How to Use ‘Curb Appeal’ to Lure ‘Readers’
What pulls people in to a magazine: words or images? If you answer “words” or “ideas” then you are a word person, but, if you are at all open to rational argument, not entirely hopeless. You must understand the reality of publishing today. Just watch your reactions as you page-flip a magazine that marginally interests you. What stops you? Ten to one that if there are nonwords printed on the page, it isn’t the words, even the carefully honed headlines, pull quotes, captions or other verbal display.
Words are the last stuff the potential reader gets involved in, with text last of all, because it presupposes effort, work, thought and investment of time.
That’s precisely where visuals (images, tables, etc.) come in, since they create instant curiosity that we can harness to our purposes to draw these viewers into the story. At the instant when curiosity is tickled, they are open to an explanation and, if we’ve done our editing and designing cannily, perhaps even eager for it. And they are caught.
Like it or not, we live in a visual age. The dignified publications of yesteryear have vanished, except for a few special, sophisticated journals for circles of cognoscenti. Stories make the news on TV only if the images are there. The audience members are lookers first, so no images, no story, regardless of how important the subject. That’s what viewers expect, and catering to their preference makes or breaks today’s publishing on screen or paper. Dumbing down? Cheaper journalism? No! Just a different technique of disseminating knowledge.
Tell-and-show … or show-and-tell?

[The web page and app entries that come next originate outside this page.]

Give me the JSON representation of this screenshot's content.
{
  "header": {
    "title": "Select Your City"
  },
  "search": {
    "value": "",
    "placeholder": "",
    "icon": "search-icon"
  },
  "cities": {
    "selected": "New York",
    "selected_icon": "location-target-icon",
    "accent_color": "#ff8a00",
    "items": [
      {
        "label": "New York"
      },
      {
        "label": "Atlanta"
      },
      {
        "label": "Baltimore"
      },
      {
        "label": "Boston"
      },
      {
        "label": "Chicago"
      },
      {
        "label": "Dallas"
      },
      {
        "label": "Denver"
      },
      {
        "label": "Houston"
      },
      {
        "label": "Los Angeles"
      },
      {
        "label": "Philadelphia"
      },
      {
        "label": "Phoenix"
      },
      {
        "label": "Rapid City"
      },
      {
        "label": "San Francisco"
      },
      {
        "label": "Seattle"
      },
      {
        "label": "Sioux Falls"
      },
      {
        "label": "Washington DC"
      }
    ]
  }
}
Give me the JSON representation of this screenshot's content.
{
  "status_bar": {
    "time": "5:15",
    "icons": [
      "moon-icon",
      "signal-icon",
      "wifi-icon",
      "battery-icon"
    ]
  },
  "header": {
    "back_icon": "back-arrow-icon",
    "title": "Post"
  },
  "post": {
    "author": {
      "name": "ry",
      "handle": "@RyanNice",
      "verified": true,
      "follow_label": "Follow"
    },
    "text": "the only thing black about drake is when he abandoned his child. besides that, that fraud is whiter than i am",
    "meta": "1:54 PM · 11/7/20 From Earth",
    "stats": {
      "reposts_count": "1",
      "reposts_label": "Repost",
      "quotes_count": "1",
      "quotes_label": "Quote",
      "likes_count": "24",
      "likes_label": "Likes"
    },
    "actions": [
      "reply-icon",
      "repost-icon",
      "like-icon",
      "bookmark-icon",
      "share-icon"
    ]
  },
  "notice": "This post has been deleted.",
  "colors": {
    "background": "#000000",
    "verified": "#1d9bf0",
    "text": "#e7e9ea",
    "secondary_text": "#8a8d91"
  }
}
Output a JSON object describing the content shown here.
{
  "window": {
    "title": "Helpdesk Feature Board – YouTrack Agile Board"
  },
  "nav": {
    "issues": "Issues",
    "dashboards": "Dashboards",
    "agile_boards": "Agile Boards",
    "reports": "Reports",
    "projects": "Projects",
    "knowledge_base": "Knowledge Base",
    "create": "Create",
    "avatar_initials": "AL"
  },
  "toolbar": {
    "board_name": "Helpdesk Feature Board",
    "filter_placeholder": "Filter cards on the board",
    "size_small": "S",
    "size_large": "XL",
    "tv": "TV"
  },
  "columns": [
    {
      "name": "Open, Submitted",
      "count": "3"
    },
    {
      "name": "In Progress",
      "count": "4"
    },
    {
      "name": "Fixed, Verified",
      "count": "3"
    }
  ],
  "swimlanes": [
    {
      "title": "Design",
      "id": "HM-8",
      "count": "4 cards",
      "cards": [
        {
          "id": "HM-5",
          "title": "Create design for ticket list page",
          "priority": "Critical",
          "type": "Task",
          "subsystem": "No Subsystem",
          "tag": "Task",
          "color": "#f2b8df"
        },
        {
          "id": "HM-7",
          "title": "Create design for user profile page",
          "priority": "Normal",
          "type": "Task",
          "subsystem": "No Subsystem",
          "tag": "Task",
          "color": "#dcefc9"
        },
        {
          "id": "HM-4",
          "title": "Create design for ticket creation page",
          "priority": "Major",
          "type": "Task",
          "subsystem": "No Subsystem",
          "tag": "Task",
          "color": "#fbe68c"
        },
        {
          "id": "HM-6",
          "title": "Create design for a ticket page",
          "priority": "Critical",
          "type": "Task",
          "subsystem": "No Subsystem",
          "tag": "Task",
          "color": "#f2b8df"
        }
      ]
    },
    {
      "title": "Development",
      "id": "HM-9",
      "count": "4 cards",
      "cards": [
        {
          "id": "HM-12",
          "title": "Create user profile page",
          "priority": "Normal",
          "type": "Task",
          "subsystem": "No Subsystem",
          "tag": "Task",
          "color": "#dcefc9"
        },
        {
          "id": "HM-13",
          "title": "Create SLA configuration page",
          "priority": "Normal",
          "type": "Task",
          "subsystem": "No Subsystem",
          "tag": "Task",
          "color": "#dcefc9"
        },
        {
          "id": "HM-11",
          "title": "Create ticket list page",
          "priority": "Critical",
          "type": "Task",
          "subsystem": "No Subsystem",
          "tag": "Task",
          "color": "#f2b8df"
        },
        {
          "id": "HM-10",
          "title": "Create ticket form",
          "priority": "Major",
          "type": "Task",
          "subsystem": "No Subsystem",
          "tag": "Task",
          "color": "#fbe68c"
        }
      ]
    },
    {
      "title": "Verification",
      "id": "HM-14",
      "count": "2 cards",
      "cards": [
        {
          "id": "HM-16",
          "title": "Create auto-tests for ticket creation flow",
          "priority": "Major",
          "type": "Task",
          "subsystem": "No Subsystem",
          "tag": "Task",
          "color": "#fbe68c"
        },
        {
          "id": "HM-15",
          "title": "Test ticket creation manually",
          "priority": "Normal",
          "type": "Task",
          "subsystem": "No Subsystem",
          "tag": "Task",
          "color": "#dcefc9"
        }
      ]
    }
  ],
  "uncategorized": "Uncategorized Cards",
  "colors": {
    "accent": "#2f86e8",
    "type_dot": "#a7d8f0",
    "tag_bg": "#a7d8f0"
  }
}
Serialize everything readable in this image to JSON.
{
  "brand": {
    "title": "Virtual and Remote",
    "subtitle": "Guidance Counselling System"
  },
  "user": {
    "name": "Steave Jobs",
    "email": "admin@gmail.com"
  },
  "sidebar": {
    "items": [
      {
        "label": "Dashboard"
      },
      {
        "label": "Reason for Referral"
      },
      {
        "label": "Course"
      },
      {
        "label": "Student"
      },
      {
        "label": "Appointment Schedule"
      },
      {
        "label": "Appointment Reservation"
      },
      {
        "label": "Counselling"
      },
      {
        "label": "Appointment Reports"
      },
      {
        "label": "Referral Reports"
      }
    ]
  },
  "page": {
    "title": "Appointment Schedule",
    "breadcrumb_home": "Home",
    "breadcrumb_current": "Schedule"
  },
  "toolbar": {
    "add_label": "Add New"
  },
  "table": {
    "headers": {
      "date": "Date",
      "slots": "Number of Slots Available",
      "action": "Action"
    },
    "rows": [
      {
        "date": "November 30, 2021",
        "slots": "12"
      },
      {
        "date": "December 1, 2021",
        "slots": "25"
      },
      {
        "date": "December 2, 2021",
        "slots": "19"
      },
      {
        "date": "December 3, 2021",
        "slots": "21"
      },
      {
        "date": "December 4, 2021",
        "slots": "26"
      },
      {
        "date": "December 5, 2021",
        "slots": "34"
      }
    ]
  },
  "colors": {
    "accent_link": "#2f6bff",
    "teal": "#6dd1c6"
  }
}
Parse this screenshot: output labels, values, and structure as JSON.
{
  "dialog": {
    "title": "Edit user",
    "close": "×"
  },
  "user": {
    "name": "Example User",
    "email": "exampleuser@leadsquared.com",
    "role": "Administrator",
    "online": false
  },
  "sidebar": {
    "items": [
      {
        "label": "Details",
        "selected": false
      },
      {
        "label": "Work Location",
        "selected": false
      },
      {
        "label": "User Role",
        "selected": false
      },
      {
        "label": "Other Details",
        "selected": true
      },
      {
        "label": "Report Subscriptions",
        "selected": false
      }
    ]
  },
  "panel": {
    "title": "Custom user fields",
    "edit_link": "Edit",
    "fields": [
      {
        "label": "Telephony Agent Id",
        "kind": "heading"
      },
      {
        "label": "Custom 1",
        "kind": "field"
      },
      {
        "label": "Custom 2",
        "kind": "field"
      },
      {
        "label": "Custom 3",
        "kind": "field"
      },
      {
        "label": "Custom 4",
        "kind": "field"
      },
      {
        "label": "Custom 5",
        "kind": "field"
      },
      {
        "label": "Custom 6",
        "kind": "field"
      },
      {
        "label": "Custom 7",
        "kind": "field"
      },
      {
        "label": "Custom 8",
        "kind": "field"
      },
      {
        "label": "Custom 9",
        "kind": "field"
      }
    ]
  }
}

Years ago, I had an awful fight with my editor when I submitted the manuscript for a book on typography. In those primitive days, you couldn’t blend visuals with words to compose complete pages. You drew sketches and put illustrations in a separate folder, and keyed them to the text somehow (and invariably it all got fouled up). Being a designer, I insisted on showing precisely what went where, so I taped reduced-size photocopies of the drawings onto the typescript. Fine, except the I was given showed everything “upside down” (in reverse order to what I mapped out). The editor (splendid word-person that she was) rigidly believed in “readers,” so she first had to state the proposition in words on the page and then “illustrate” it. I, being a visual person, believed that you stimulate the undecided page-flippers by showing them something first to intrigue them, and only then explaining it.